So, as the crowds come back, football needs to shrink its carbon footprint again. Despite the pressures and distractions of the pandemic, the climate change issue in football has received more prominence, and progress continues to be made: UEFA have committed to a carbon zero Euro2024:  Forest Green Rovers got planning permission for their carbon zero wooden stadium; German fans have been calling for environmental reform in the Bundesliga; Arsenal, Southampton, Tottenham and Liverpool all signed up to the UN Sport for Climate Action Framework. All of which is good news, but we have a very long way to go.


This year’s UN COP 26 conference, of which the Sport for Climate Action framework will be a part, offers an opportunity for sport, in general, and football, in particular, to take the kind of decisive, rapid action that everyone must take if we are to tackle the climate emergency. This includes, amongst other things; a commitment to a carbon zero industry by 2030; offsetting of all carbon emissions from football related transport; an end to fossil fuel sponsorship; carbon audits and carbon reduction targets as a precondition for participation in tournaments and leagues; financial transfers to the global south and grassroots football to support carbon zero policies.


Ebru Koksal – Leadership in Football:


This period gave all the stakeholders the chance to notice how vastly interdependent yet so disconnected the football ecosystem is and to re-evaluate and remember what the pure essence of it was before it became more about content, mega events, creating value for sponsors & shareholders and generating higher returns on investments. The most beloved game’s purpose is not to only win games and provide entertainment, it has a social purpose beyond the competitive and financial pressures: a force for good that connects people regardless of race, social or economic status, symbolizes solidarity, fairness, diversity & inclusion, health & well-being, human rights and sustainability.

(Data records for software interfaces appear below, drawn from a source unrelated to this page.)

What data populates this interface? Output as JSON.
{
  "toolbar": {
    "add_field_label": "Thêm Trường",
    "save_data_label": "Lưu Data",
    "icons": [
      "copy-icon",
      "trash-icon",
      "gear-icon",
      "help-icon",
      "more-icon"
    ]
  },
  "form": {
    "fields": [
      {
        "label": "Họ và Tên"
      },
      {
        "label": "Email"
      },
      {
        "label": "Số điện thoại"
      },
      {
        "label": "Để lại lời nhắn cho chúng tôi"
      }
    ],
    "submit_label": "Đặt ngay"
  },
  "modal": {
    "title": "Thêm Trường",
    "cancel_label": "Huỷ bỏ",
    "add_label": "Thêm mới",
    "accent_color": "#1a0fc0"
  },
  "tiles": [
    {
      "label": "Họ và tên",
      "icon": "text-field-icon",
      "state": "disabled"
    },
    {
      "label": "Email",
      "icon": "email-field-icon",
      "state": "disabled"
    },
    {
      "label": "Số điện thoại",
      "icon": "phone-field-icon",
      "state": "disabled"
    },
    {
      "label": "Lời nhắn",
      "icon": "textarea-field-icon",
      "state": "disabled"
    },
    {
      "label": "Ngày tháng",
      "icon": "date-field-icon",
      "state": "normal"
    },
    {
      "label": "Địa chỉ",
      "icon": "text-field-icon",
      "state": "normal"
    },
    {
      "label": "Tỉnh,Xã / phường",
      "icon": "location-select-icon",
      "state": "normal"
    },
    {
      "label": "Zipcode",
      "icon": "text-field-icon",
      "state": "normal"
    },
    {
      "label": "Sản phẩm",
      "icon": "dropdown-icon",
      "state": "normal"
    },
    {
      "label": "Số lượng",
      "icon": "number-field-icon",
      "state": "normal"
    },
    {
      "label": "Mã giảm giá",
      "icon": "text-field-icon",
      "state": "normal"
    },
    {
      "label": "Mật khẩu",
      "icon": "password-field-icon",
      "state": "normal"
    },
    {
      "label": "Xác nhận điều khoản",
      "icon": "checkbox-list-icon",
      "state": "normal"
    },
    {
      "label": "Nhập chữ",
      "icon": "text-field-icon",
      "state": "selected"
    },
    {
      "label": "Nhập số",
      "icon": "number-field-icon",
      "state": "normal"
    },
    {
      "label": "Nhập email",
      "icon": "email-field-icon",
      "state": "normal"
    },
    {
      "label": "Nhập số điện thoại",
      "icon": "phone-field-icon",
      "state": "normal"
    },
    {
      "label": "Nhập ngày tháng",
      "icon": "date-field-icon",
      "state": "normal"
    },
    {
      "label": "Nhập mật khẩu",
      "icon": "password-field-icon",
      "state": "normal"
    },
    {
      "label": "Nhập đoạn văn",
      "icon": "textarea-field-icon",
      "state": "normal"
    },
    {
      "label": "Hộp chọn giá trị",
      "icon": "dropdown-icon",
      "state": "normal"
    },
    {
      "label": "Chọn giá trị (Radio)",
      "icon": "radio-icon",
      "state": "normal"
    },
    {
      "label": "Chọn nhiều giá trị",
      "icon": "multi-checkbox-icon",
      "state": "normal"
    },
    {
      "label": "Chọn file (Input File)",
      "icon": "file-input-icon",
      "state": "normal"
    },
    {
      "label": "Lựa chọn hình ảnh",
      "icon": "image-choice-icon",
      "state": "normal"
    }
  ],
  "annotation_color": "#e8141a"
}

Leaders must remember that solutions and recovery should involve all stakeholders and the aim should not be to recover or rebuild what we had, but rather build something much better altogether for “A Mindshift for Purposeful Wealth & Power Re-Balancing”.


Closing Remarks:


It’s clear that all the areas of the football industry have been severely impacted by the COVID-19 pandemic and the resulting lockdowns, and that it has forced football’s stakeholders to adapt and rethink their strategies and business models.  


The spirit of solidarity has always existed in football, and the past 12 months have highlighted the fact that everyone in this industry must continue working more closely together to not only bring back normality to the world of football, but also to ensure harmony across the spectrum of stakeholders large and small for the years ahead.


We would like to give special thanks to all of The FBA Professors for sharing their valuable insights and we hope that the football community will recover from the Great Lockdown in ways that will allow football fans to fall in love with the beautiful game again when they return safely to the stadiums.



About The Football Business Academy Master Degree in Football Business

The Football Business Academy is a Swiss-based high level international educational institution whose goal is to professionalize the management of the football industry and facilitate the insertion of qualified professionals and future leaders in the game. Its flagship program, a Professional Master in Football Business, was codeveloped with international football industry experts from around the world around one foremost objective: to provide Candidates with all the necessary tools and an optimal learning environment in order to succeed in this passionate and dynamic industry.